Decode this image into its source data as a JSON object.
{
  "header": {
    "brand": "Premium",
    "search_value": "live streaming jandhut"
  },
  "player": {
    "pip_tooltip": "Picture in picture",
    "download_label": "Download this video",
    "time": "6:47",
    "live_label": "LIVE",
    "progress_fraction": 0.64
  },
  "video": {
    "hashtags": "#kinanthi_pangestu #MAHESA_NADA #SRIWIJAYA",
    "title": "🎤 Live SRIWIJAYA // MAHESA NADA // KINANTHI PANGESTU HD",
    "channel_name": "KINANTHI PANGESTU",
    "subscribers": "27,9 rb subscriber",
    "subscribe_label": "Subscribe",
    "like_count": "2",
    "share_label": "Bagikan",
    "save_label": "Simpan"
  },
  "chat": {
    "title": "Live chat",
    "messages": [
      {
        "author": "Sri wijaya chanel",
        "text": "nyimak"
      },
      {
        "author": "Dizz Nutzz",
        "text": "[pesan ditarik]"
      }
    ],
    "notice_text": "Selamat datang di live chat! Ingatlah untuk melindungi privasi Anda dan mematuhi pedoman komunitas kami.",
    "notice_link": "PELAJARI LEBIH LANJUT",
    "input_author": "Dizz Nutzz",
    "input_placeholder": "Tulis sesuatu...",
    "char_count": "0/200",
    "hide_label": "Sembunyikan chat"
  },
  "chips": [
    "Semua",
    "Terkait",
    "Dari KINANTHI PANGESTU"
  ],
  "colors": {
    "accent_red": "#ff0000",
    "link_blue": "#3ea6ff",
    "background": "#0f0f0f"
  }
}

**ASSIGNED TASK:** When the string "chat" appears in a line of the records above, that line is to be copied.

**ANSWER:**
  "chat": {
    "title": "Live chat",
    "notice_text": "Selamat datang di live chat! Ingatlah untuk melindungi privasi Anda dan mematuhi pedoman komunitas kami.",
    "hide_label": "Sembunyikan chat"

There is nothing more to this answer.